Peanut suppliers are facing soaring prices and a supply crunch just ahead of the busy Christmas season as a result of bad weather and poor harvests in key growing regions.

The wholesale price of peanuts from the US has almost doubled from just over £1,000/tonne at the beginning of 2011 to close to £2,000/tonne, and prices in other important nut-growing regions, such as China, India and Argentina, are also on the rise [Mintec].

Retail prices, too, have started to move upwards. In a basket of peanut products from the multiples, 66% have gone up in price over the past year, with many peanut lines and peanut butters showing double-digit price increases [].

Graham Hopcraft, MD of HBS Foods, which imports nuts from Argentina, said that although the Argentinian crop had been good, shortages elsewhere meant prices had almost doubled over the past year.

"It's not going to get better until June 2012, when the next crop is due," he said. "With the supply situation as it is, it's a case of either paying for it or not getting it."

Poor weather damaged the US crop last year and this year, the country is facing its smallest harvest since 2006, with volumes set to be down 13% year-on-year to 1.8 million tonnes [USDA]. There have also been problems in other countries, with India, the world's second-biggest peanut grower, reporting a reduced crop.

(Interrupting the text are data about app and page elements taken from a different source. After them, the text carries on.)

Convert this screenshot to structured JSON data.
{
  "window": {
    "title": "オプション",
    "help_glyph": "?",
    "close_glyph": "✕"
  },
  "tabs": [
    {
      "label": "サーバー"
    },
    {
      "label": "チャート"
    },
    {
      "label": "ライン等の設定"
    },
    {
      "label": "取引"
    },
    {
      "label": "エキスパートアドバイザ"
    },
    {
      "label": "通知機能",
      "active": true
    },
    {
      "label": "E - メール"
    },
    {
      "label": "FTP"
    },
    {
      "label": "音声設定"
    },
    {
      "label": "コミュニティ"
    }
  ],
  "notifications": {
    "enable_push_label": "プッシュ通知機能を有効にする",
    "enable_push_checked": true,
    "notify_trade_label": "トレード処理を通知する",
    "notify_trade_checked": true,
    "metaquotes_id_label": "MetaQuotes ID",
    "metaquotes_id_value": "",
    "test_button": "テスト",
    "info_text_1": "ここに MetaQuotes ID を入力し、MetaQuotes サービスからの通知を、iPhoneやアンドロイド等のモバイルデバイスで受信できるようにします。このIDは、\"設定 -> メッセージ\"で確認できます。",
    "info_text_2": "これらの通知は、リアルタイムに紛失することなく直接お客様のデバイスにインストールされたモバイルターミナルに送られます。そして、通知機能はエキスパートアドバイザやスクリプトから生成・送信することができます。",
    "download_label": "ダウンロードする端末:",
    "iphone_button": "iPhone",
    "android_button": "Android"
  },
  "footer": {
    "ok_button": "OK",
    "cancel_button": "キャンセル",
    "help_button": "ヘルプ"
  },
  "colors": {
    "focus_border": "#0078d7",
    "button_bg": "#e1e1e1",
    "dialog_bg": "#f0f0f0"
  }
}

Mars was unavailable to comment on whether Snickers had been affected, but Kellogg's insisted the supply crisis had not hit Crunchy Nut Corn Flakes.